Details of how the 600 people will be chosen and the 10-day route will be revealed later in the year.
Saturday, July 11 will also see a celebration hosted by the Vancouver Organizing committee for the 2010 Games to mark International Paralympic Day in Whistler. The event in Village Square, from 1 p.m. until 4 p.m., will showcase interactive Paralympic sport demonstrations and displays, Paralympic athletes, the Paralympic Torch and the 2010 mascot Sumi.
Look closely at the Paralympic Torch on display and you will see that it shows its own unique emblem - "Spark Becomes Flame." It shows a human figure with its arms raised and joined much like a candle's flame. Contained within the arms is the glow of a fire.
"We felt it was important for the Parlaympic Torch Relay to have its own emblem because of its special ability to shine its own light and reveal amazing stories of courage and perseverance in our communities and at the Games," John Furlong, VANOC's CEO, said in a statement.
"To honour the remarkable achievements of Paralympic athletes we are planning extraordinary relay events that will inspire and garner attention for the Vancouver 2010 Paralympic Winter Games and the Paralympic Movement."
The one-metre-long torch, designed by Bombardier, has an ergonomic, curved and modern design and features the emblem of the 2010 Paralympic Winter Games, a red maple leaf air intake cut-out, and an engraving of the Games motto, "With Glowing Hearts/Des plus brillants exploits." It also has robust technology created by Bombardier's aerospace and transportation design teams to weather the extremes of the Canadian winter. The torch can be operated in temperatures ranging from -50 degrees to over 40 degrees, through rain, sleet, snow and wind.
The Paralympic Torchbearer uniform is also steel blue in colour and accented with bright bursts of blue and green on the jacket's left arm. The uniform, designed and produced by the Hudson's Bay Company, consists of a jacket, pullover pants, toque and knitted red mittens. The uniform is a commemorative keepsake for torchbearers.
The overall budget for both relays is $31 million, with the federal government contributing $12 million - $2 million of which will go to the Paralympics relay.
While sponsors Coca Cola and RBC also underwrite the Olympic relay, the Paralympic relay doesn't have any sponsors.

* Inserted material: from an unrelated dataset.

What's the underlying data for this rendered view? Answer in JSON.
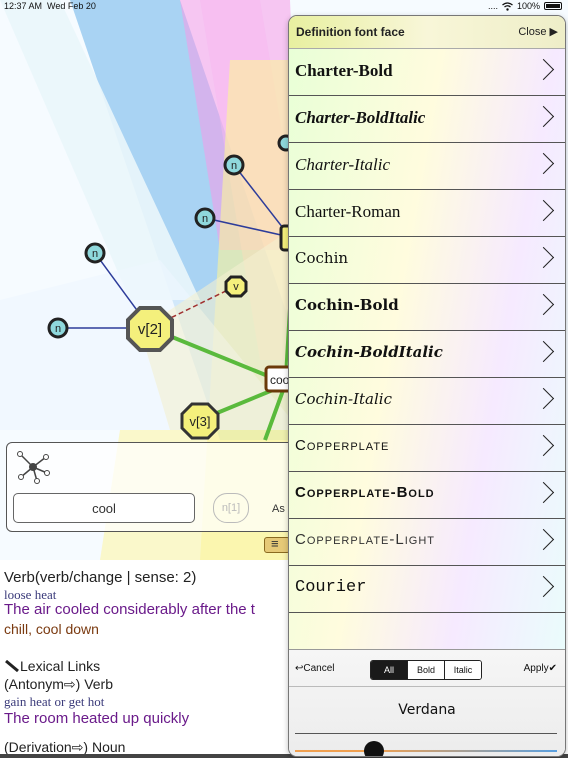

Since no Paralympic Games were held in Canada following the 1976 Montreal Summer Olympics or the 1988 Calgary Winter Olympics, this will be the first Paralympic torch relay held in this country.